**Dataset items:**
____________________

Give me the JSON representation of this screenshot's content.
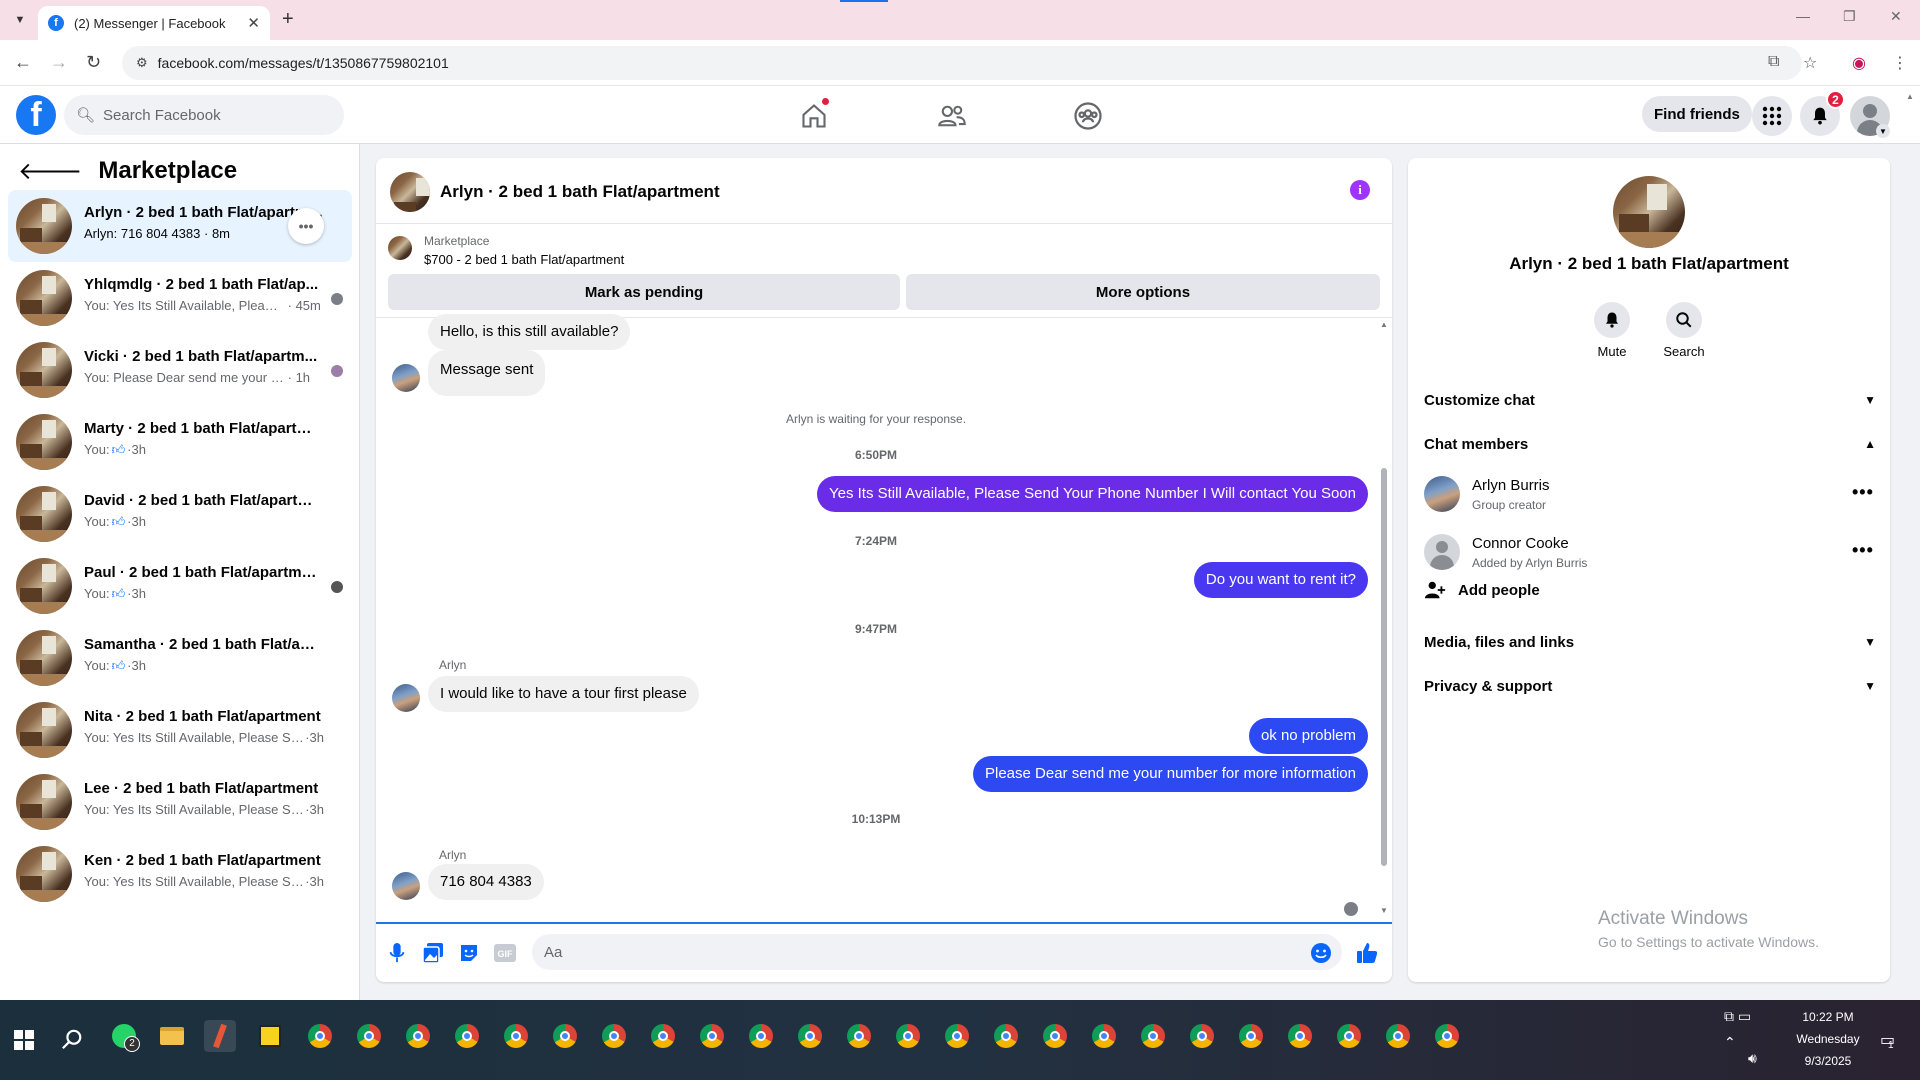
{
  "browser": {
    "tab_title": "(2) Messenger | Facebook",
    "url": "facebook.com/messages/t/1350867759802101"
  },
  "header": {
    "search_placeholder": "Search Facebook",
    "find_friends": "Find friends",
    "notification_count": "2"
  },
  "sidebar": {
    "title": "Marketplace",
    "conversations": [
      {
        "name": "Arlyn · 2 bed 1 bath Flat/apartment",
        "snippet": "Arlyn: 716 804 4383",
        "time": "8m",
        "active": true,
        "unread": true
      },
      {
        "name": "Yhlqmdlg · 2 bed 1 bath Flat/ap...",
        "snippet": "You: Yes Its Still Available, Please ...",
        "time": "45m"
      },
      {
        "name": "Vicki · 2 bed 1 bath Flat/apartm...",
        "snippet": "You: Please Dear send me your nu...",
        "time": "1h"
      },
      {
        "name": "Marty · 2 bed 1 bath Flat/apartment",
        "snippet": "You:",
        "time": "3h",
        "like": true
      },
      {
        "name": "David · 2 bed 1 bath Flat/apartment",
        "snippet": "You:",
        "time": "3h",
        "like": true
      },
      {
        "name": "Paul · 2 bed 1 bath Flat/apartment",
        "snippet": "You:",
        "time": "3h",
        "like": true
      },
      {
        "name": "Samantha · 2 bed 1 bath Flat/apart...",
        "snippet": "You:",
        "time": "3h",
        "like": true
      },
      {
        "name": "Nita · 2 bed 1 bath Flat/apartment",
        "snippet": "You: Yes Its Still Available, Please Send...",
        "time": "3h"
      },
      {
        "name": "Lee · 2 bed 1 bath Flat/apartment",
        "snippet": "You: Yes Its Still Available, Please Send...",
        "time": "3h"
      },
      {
        "name": "Ken · 2 bed 1 bath Flat/apartment",
        "snippet": "You: Yes Its Still Available, Please Send...",
        "time": "3h"
      }
    ]
  },
  "chat": {
    "title": "Arlyn · 2 bed 1 bath Flat/apartment",
    "marketplace_label": "Marketplace",
    "listing": "$700 - 2 bed 1 bath Flat/apartment",
    "mark_pending": "Mark as pending",
    "more_options": "More options",
    "messages": {
      "m1": "Hello, is this still available?",
      "m2": "Message sent",
      "waiting": "Arlyn is waiting for your response.",
      "t1": "6:50PM",
      "m3": "Yes Its Still Available, Please Send Your Phone Number I Will contact You Soon",
      "t2": "7:24PM",
      "m4": "Do you want to rent it?",
      "t3": "9:47PM",
      "sender1": "Arlyn",
      "m5": "I would like to have a tour first please",
      "m6": "ok no problem",
      "m7": "Please Dear send me your number for more information",
      "t4": "10:13PM",
      "sender2": "Arlyn",
      "m8": "716 804 4383"
    },
    "composer_placeholder": "Aa"
  },
  "info": {
    "title": "Arlyn · 2 bed 1 bath Flat/apartment",
    "mute": "Mute",
    "search": "Search",
    "customize_chat": "Customize chat",
    "chat_members": "Chat members",
    "members": [
      {
        "name": "Arlyn Burris",
        "role": "Group creator"
      },
      {
        "name": "Connor Cooke",
        "role": "Added by Arlyn Burris"
      }
    ],
    "add_people": "Add people",
    "media": "Media, files and links",
    "privacy": "Privacy & support"
  },
  "watermark": {
    "line1": "Activate Windows",
    "line2": "Go to Settings to activate Windows."
  },
  "taskbar": {
    "whatsapp_badge": "2",
    "time": "10:22 PM",
    "day": "Wednesday",
    "date": "9/3/2025",
    "notif_count": "1"
  },
  "colors": {
    "fb_blue": "#1877f2",
    "outgoing_1": "#6b2ce8",
    "outgoing_2": "#4a38f0",
    "outgoing_3": "#2c49f2",
    "info_purple": "#a033ff"
  }
}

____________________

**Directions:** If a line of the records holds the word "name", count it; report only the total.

**Result for this exercise:** 12